• Task item:
Answer with a number only: how many lines of the data contain "icon"?

(App and web page records)
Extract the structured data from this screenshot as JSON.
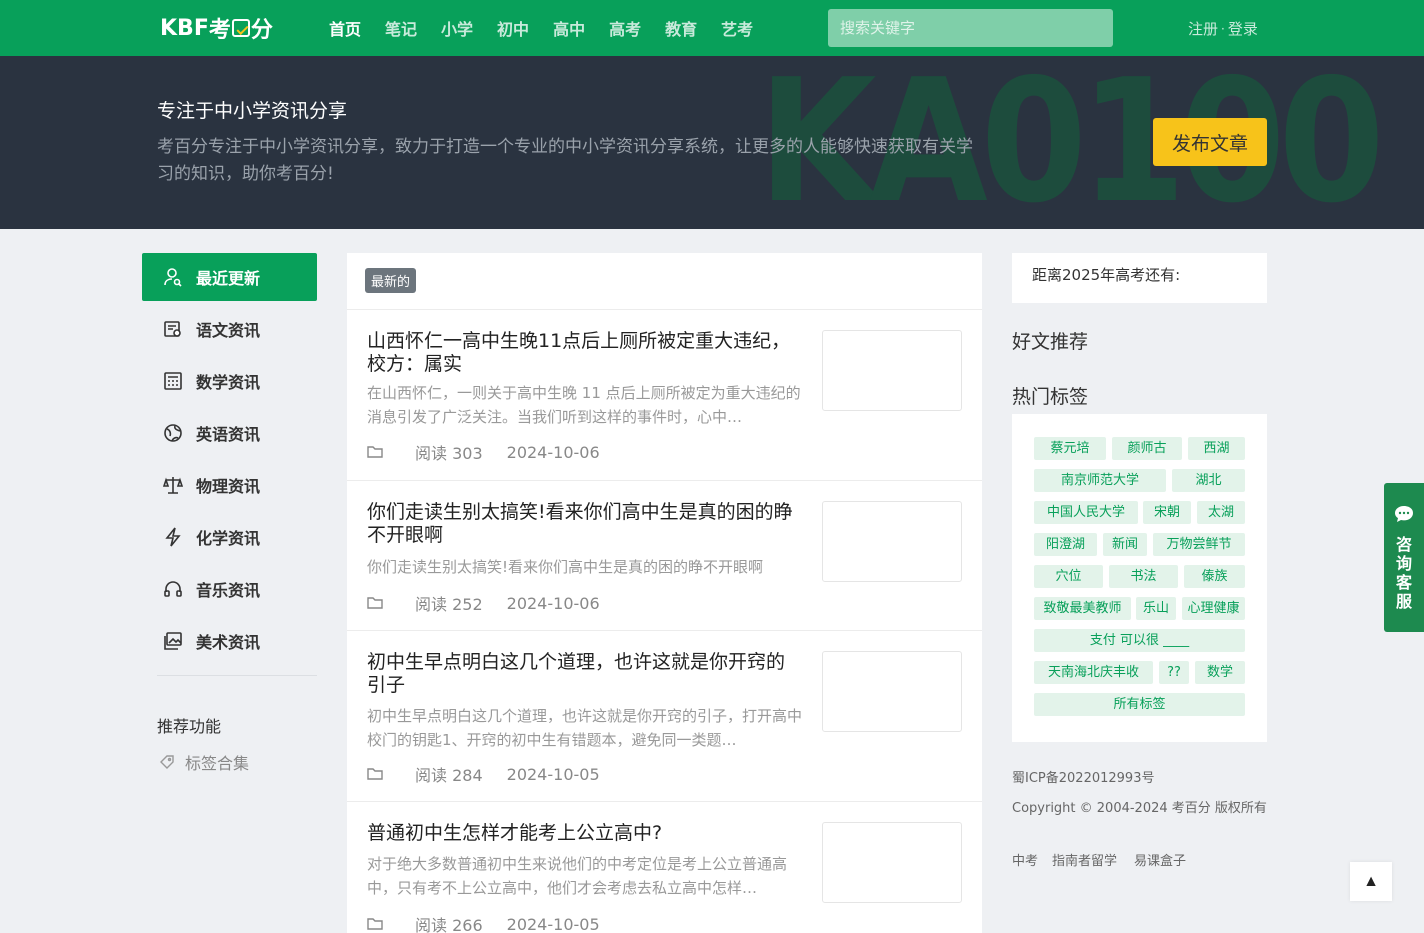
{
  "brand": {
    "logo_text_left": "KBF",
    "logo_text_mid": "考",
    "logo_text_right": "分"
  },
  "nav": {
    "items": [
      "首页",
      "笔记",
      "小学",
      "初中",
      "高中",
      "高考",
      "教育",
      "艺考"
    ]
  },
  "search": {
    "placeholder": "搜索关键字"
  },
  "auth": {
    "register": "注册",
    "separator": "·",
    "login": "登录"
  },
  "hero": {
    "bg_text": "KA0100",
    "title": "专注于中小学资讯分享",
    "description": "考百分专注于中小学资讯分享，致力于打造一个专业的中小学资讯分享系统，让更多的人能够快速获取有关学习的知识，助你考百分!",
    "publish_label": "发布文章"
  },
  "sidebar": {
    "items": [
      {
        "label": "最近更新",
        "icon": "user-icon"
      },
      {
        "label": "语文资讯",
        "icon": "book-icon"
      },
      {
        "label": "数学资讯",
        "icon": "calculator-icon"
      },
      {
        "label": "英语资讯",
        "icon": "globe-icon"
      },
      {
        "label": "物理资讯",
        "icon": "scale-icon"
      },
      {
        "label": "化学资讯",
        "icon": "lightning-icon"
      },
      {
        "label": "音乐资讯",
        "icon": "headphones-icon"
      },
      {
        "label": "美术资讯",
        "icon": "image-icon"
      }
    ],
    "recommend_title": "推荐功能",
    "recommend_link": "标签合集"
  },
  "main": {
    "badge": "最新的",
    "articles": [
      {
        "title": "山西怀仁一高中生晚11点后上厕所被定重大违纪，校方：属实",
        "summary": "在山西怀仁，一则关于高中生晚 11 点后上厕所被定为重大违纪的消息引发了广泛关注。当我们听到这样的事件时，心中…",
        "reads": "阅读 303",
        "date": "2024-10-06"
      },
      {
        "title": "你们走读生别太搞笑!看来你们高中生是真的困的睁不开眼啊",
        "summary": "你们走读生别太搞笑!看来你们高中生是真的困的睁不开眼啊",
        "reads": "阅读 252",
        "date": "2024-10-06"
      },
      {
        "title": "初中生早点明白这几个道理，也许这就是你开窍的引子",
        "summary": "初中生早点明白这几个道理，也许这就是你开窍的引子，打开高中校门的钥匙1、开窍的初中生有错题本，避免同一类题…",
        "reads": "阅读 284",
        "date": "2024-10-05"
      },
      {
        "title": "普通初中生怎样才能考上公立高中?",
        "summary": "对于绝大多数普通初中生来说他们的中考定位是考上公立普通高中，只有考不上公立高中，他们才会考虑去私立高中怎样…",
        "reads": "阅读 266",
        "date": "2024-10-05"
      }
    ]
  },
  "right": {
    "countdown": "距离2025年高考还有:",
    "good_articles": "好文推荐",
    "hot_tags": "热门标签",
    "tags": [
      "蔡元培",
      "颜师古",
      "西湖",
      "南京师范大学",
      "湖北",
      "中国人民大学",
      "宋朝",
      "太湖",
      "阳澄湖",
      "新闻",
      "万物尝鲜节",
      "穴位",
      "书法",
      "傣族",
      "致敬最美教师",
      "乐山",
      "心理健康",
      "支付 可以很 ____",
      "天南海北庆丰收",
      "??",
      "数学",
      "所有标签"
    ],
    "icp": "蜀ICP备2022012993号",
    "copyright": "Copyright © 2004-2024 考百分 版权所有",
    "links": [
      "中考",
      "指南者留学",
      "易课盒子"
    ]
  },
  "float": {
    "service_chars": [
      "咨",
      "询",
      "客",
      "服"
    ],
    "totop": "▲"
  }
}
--
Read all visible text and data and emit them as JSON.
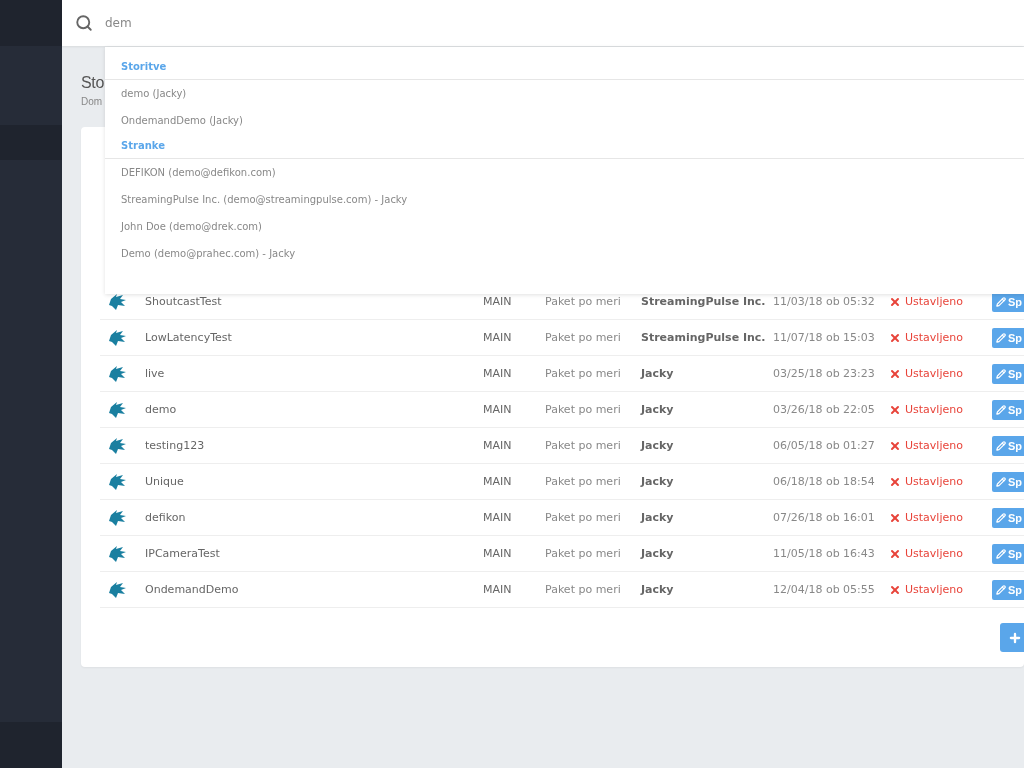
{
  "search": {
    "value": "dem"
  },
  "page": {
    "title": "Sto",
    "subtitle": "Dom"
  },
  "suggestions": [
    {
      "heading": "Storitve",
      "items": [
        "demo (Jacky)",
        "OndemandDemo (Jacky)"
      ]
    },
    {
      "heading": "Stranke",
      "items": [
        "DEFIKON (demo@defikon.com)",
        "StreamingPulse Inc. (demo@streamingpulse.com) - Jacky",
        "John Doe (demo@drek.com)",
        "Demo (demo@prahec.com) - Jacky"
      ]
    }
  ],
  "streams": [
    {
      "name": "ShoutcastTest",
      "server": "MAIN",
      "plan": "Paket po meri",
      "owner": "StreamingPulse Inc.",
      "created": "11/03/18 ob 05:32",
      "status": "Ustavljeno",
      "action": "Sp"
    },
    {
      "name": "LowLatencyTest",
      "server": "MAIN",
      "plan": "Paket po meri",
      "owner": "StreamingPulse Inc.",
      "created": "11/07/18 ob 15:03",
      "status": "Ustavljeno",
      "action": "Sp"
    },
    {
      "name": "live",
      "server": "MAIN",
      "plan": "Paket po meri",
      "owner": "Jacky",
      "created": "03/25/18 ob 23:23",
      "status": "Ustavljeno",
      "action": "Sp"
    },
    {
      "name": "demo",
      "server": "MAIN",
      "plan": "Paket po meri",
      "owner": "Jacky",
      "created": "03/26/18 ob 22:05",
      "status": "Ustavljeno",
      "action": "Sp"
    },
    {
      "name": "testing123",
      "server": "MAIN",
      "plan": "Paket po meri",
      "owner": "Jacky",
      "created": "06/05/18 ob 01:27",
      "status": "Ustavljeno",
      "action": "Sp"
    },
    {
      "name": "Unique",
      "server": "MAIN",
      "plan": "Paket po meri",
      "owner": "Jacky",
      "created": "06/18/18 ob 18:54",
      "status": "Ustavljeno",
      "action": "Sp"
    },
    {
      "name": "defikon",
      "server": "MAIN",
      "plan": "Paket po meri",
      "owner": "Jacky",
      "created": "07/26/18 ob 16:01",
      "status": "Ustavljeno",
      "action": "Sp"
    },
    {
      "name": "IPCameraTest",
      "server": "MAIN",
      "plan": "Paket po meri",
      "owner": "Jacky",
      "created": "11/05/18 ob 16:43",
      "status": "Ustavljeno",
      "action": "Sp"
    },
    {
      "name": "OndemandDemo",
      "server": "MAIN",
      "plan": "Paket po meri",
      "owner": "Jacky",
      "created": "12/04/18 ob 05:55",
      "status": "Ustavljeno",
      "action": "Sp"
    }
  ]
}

• Answer box:
8